Some little stories rise up by chance and demand to be told, however ineptly. Here is a rather fascinating medical case which was recently recounted to me by my elder son, who studies (and works) at the University Hospital of Coimbra.
One day last year an elderly woman in her 70s was admitted to the hospital complaining of stomach pains and cramps. She was from a remote village of Beiras and had had limited access to medical care.
Apparently, about 60 years ago when she was fifteen, she became pregnant – father unknown. Month after month the baby grew silently in her womb with her scarcely being aware of it until it neared full term and time to be born.
But it wasn’t born. It had a stranger destiny. Over the years the (dead) foetus gradually calcified inside the womb, spinning its own white tomb. Sixty summers and sixty winters passed in the tiny mountain community with the timeless rhythms of the seasons.
Until last year at Coimbra Hospital where it was scanned, diagnosed and surgically extracted and caused amazement! Such a case hadn’t occurred for over two hundred years. It created quite a stir amongst the medical fraternity.

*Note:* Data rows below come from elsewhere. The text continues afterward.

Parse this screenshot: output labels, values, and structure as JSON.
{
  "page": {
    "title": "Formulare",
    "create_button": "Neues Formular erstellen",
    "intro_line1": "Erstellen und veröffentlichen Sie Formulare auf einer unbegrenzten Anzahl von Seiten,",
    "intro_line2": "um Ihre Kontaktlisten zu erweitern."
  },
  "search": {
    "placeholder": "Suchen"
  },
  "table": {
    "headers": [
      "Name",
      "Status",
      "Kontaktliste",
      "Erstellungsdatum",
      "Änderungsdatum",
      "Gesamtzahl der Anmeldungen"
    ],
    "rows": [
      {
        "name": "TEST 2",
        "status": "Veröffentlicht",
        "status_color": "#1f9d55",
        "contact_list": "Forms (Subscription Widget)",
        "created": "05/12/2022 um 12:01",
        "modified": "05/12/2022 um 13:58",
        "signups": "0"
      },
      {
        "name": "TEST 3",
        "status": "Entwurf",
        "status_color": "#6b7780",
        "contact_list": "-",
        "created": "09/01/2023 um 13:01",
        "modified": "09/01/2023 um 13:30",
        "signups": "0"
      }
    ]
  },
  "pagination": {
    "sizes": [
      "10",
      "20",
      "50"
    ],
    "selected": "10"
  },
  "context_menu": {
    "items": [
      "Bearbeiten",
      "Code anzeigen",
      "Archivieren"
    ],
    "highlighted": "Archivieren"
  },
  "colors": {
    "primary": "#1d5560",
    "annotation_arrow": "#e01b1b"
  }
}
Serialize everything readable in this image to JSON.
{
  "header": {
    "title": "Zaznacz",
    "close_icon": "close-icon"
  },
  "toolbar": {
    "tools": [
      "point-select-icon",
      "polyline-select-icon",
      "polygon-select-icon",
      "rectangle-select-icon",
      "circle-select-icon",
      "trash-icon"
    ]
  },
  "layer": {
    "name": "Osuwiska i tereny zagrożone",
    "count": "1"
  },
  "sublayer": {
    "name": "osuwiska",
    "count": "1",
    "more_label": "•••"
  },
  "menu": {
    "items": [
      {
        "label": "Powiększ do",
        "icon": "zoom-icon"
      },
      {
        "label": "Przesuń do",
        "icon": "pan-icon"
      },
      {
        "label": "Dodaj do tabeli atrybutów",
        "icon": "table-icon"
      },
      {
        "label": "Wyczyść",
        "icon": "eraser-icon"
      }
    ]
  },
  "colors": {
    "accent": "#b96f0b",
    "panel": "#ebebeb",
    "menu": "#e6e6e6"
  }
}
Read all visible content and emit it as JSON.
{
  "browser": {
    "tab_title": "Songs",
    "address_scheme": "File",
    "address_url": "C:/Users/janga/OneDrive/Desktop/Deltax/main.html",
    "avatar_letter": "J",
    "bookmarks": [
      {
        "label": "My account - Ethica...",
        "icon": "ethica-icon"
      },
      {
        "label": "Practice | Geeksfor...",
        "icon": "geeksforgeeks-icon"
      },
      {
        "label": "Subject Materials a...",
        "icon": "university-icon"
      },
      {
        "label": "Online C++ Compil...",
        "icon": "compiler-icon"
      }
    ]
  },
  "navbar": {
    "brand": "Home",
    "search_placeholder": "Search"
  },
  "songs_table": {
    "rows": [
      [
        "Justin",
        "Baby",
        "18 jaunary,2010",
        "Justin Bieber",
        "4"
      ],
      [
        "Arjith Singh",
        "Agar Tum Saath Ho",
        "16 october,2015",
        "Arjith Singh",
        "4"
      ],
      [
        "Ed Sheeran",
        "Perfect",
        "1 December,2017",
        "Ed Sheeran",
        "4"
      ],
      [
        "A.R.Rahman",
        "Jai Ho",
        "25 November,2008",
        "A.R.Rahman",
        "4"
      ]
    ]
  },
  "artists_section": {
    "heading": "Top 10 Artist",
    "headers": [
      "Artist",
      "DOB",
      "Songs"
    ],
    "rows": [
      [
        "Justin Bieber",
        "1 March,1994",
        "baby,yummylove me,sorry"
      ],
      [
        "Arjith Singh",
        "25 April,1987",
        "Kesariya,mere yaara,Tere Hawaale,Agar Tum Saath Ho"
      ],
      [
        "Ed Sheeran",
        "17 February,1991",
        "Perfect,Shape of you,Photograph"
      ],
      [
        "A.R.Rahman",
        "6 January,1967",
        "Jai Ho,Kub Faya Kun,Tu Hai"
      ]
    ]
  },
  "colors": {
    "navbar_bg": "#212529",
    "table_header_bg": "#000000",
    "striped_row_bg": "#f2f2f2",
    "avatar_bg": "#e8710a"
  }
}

James was helping in the radiology department at the time and actually saw the radio-imaging – it was a perfectly-formed embryonic fossil.
And now presumably it forms the chief attraction some Museum of Forensic Pathology somewhere … surreal, definitely surreal.
But let us turn our attention to this picture of a very different baby, alive and well, with her mother and father; a joyous sight, surely? But hold up there! Why are Baby, Mum and Dad in separate bubbles and what are those fish-like things sticking into Baby’s head? It all looks a bit weird to me, yes definitely weird.